Saw this on Kidscreen this morning.
Another big buyout for long time animation players here in Canada. Studio B showed the way, selling to DHX back in 2007. Nerdcorps also went to DHX last year. Next up was Atomic. Thunderbird bought them just a few months ago. And now it’s Bardel’s turn. Bardel’s been around since 1987, and they’ve really turned on the jets over the past few years. I visited one of their studios in downtown Vancouver a few months ago, and I’ll admit, it was impressive. Barry and Delna, the BAR and DEL of Bardel, have worked very hard to get to this point. They’ve survived the ebbs and flows of this business longer than almost anyone. So congratulations are in order.
According to the Kidscreen article, the deal could be worth over 50 million, depending on Bardel meeting certain performance expectations over the next 3 years. The buyer is Rainbow, Europe’s largest animation studio and home to the billion-dollar Winx Club franchise. Both companies are owned by husband and wife teams, so some basic common ground is built in.

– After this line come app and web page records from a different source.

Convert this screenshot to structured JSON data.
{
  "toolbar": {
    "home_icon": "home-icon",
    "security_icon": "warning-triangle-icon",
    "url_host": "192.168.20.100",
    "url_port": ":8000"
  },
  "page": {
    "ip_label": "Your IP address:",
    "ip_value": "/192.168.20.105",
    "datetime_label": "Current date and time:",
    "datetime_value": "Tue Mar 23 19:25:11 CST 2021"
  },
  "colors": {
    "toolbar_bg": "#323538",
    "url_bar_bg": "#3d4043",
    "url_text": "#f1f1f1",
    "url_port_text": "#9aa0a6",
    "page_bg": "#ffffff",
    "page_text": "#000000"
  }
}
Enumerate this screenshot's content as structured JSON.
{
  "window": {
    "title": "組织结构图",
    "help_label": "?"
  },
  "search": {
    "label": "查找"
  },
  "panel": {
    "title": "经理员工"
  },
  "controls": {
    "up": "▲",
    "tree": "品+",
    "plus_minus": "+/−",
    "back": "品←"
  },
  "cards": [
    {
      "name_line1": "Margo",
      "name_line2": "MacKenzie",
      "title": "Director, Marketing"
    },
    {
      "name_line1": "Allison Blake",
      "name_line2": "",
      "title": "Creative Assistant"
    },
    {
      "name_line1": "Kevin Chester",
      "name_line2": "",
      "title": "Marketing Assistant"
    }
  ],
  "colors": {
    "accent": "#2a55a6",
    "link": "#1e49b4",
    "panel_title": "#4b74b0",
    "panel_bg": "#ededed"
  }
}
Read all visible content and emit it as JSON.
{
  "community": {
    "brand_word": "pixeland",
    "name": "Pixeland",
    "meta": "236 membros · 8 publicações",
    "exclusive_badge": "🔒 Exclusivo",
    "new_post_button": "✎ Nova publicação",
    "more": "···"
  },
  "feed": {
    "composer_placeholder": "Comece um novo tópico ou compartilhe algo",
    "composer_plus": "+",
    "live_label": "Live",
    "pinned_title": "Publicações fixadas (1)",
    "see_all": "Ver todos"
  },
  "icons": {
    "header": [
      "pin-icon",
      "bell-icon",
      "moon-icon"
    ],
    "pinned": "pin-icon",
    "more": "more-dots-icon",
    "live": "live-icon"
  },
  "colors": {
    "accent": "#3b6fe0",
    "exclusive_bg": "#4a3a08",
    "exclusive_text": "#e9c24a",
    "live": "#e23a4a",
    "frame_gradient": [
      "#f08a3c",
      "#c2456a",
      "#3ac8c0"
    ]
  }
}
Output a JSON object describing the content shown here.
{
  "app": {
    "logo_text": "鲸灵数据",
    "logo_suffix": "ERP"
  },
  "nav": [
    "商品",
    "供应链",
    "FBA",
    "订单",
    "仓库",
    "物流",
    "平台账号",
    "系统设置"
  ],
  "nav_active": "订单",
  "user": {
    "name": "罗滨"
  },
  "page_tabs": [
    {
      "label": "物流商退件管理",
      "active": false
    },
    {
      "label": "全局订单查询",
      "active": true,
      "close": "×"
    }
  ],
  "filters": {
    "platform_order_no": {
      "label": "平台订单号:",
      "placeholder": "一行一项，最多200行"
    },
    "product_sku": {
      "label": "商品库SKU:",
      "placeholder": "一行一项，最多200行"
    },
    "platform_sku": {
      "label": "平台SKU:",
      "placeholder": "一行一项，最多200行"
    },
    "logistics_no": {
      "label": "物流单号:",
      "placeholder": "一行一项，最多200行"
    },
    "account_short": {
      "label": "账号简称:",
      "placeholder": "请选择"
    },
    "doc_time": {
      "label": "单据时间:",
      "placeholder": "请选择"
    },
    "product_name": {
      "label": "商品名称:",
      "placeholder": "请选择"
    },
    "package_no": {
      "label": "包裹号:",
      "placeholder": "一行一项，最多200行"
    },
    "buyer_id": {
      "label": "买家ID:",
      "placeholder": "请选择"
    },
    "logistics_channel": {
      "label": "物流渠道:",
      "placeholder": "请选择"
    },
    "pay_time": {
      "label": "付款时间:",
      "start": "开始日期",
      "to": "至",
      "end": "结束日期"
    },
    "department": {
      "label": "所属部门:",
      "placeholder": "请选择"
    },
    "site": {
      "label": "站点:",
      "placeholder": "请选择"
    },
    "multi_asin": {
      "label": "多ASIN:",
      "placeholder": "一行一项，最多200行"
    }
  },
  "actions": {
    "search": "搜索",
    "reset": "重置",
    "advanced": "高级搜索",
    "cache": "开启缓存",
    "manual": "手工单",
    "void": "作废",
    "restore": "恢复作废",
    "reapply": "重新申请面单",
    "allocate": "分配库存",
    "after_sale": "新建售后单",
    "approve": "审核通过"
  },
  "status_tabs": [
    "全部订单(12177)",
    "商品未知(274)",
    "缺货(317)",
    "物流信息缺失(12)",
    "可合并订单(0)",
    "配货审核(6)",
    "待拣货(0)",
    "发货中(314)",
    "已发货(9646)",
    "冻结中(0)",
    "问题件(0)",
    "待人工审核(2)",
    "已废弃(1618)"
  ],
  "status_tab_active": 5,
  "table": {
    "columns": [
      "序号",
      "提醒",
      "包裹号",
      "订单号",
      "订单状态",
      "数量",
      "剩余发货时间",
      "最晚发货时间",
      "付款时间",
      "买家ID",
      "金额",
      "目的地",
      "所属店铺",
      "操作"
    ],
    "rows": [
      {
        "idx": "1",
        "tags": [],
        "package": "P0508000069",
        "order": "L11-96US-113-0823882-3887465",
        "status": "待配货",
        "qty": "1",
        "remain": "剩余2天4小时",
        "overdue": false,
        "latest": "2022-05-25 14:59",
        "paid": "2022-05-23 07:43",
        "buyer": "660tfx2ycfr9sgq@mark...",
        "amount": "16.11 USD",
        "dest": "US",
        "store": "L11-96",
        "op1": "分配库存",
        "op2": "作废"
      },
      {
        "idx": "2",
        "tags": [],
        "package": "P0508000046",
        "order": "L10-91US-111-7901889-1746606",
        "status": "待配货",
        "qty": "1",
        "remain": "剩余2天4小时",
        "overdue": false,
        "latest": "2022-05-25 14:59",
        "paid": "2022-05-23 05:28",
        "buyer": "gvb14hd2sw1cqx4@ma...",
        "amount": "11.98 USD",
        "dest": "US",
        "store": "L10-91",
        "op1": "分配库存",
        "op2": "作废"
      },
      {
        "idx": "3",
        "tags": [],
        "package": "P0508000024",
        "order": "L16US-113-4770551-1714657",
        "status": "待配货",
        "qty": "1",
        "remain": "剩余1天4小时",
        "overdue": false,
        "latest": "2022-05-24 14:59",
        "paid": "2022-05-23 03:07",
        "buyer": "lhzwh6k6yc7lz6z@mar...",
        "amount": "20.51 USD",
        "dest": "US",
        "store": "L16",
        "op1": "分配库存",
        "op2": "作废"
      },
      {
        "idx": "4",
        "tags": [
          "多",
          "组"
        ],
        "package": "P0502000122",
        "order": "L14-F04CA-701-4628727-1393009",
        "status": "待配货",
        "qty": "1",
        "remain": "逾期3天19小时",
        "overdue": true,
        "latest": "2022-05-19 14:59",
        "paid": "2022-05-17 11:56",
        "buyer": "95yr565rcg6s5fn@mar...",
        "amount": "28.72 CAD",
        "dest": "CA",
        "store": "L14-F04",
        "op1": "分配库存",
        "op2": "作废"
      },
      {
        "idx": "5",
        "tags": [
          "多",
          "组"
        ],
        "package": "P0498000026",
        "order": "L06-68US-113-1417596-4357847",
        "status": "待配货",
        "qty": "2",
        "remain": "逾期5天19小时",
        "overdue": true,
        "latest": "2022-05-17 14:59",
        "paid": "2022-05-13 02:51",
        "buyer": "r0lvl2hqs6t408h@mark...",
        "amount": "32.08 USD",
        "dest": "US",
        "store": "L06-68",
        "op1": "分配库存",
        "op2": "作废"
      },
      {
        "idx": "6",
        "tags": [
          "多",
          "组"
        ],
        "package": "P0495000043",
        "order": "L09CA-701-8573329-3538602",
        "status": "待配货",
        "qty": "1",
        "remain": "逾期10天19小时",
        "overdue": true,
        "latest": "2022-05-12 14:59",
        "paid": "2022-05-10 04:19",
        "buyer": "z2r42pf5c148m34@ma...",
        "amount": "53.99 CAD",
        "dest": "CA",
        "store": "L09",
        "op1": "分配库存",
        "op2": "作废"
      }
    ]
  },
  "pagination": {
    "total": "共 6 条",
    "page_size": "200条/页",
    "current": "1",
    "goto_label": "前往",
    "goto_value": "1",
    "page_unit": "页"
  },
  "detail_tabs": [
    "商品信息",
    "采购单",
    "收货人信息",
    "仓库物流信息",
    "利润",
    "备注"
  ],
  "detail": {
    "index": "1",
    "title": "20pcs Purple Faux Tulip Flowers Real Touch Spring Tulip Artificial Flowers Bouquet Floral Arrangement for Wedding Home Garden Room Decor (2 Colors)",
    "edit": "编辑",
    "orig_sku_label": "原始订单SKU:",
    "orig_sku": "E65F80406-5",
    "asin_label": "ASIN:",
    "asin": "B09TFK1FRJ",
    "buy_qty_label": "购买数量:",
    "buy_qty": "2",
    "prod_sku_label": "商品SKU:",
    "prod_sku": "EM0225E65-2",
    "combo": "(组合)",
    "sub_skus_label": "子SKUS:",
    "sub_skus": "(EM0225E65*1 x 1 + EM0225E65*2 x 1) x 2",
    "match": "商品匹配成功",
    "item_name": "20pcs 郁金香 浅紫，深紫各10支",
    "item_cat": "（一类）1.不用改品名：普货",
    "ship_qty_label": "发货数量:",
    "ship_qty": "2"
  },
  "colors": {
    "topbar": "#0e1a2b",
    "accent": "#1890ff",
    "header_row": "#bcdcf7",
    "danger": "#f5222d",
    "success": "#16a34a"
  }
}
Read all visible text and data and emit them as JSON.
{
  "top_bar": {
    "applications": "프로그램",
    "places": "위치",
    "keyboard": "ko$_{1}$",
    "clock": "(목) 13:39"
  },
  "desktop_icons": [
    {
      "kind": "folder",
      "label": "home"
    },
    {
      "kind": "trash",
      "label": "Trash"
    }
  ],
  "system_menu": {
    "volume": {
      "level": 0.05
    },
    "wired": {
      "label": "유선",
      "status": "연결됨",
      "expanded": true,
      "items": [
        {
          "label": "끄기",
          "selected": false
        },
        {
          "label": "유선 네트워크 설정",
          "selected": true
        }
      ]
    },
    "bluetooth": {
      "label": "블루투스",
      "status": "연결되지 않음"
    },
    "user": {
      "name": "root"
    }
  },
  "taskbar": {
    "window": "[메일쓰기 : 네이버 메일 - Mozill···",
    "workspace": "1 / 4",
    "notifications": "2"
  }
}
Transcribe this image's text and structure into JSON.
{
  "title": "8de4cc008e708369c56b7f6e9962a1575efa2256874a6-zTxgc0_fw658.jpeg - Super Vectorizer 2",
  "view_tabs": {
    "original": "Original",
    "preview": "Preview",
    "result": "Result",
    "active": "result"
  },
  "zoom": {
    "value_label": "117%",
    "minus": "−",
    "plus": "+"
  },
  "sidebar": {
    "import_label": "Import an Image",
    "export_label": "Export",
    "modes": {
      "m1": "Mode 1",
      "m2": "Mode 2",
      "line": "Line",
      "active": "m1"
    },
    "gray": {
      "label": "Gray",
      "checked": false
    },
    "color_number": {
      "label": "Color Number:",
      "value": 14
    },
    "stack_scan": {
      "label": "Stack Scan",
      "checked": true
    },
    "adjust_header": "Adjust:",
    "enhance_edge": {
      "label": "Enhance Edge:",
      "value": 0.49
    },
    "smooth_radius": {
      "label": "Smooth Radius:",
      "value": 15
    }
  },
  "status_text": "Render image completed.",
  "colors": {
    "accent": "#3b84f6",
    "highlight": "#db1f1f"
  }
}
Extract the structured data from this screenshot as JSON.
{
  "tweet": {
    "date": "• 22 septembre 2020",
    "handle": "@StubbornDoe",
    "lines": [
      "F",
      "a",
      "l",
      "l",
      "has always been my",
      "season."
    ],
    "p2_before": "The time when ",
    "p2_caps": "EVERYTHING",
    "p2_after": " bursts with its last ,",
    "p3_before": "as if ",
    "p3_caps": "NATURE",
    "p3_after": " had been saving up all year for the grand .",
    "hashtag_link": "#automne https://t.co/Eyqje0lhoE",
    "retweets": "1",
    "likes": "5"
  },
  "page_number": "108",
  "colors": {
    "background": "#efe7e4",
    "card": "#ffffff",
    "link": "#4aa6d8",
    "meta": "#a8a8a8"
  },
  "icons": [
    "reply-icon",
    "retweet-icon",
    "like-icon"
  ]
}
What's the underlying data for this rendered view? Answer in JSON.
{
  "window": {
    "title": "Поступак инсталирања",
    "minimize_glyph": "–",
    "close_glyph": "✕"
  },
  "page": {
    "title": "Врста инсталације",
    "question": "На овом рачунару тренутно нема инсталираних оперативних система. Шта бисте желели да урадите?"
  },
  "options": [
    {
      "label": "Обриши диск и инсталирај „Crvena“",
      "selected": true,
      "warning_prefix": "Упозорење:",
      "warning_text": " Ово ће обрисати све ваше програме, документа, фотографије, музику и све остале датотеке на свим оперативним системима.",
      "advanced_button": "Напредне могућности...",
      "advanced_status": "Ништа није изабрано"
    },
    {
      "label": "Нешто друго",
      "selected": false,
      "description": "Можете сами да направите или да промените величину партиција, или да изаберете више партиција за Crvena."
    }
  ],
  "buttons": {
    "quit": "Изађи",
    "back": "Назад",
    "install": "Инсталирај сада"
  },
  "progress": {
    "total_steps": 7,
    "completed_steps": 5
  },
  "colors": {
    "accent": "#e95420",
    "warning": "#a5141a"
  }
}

This is all amazing and mind-blowing. I’m seeing people I’ve known for decades becoming multi-millionaires. These aren’t overnight successes, by any stretch of the imagination, but they’re life altering. Most of them are artists themselves, who built strong businesses doing good work, and along the way adopted solid business practices and hired or partnered with the right business affairs people. It shows that there’s a path to success, if that’s how you define it. And it’s also possible that this isn’t the end of the story. It might just be the second act. I’m not articulating this well, as it’s an image that’s forming as I type, and I’m home sick with a rather cloudy head. But I try to look at these things from a wider perspective, from a context that takes in the whole of our Canadian Animation culture. From the creation of the peg system by Raoul Barre in the early 1900’s, to the birth of Canadian animation at the NFB and Crawley Films in Ottawa, then to Toronto in the sixties where future animation juggernauts like Ralph Bakshi tioled to produce low budget cartoons like Rocket Robin Hood and the first Spider-Man cartoon, then on to what is now being called our animation golden-age, the seventies, encapsulated by the legendary cult hit and failure, Rock and Rule, which birthed Nelvana Studios and what would form the basis of our current animation model. Nelvana turned to kids programming, playing it safe on adaptations of kids books like Franklin the Turtle. This lead to the first big sale, the biggest. Nelvana, who now owned a bunch of other companies, was bought by Corus in 2000 for 554 million dollars. For roughly a decade this goliath has perched in the center of our industry, dominating the Toronto scene and setting the tone for our industry. But new players emerged, and when Blair Peters and Chris Bartleman sold Vancouver based Studio B to DHX, people noticed. In the years since, our industry has seen major media players emerge, DHX chief among them. It’s become a buying climate, as DHX continued to pick up assets, including Nerd Corps. Toronto’s 9Story appeared to be heading in the same direction, but when it started buying out other companies’ libraries, it showed it’s colours as a buyer, not a seller(not yet at least). They continued this strategy by picking up UK-based Brown Bag Pictures. Thunderbird Pictures popped onto our radar by snapping up Atomic Cartoons, and now this. Notable for being a non-Canadian buyer. I’ve been waiting for this one to happen, but that’s for another article.
We’re in the consolidation phase. A buying market where big media companies are expanding their empire and acquiring companies with libraries, track records, and production capacity. How long this will last is a guess I’ll leave to those smarter than I.
But what’s next?
Well, what happens when those studio founders are free again? They’ve got money in the bank, they’ve outlived their non-competion clauses, and they’re not old. We’re talking youthful fifty-year-olds who aren’t ready to golf themselves to death.
One former studio owner just teased his facebook friends about starting a new shop, and it set off a flurry of comments.
Whether he meant to or not, maybe he just triggered the next act?
Or maybe I need a nap.
Congratulations again to Barry and Delna. Truly hard won, truly well-deserved.
Very good and interesting news. Ive met Iginio Straffi a couple of times…loved his creative passion, his discussion on boards and design. Congrats to both studios. Cheers
I would congratulate Bardel, but I know the hours their artists work. It’s really close to sweatshop levels and conditions, which I didn’t think was legal in Canada.
DHX is much better, as are the VFX studios that actually have to pay OT.
Bardel’s reputation in Vancouver is of one of the most abusive animation employers in town. I doubt new management will do anything to alter their recipe for success though.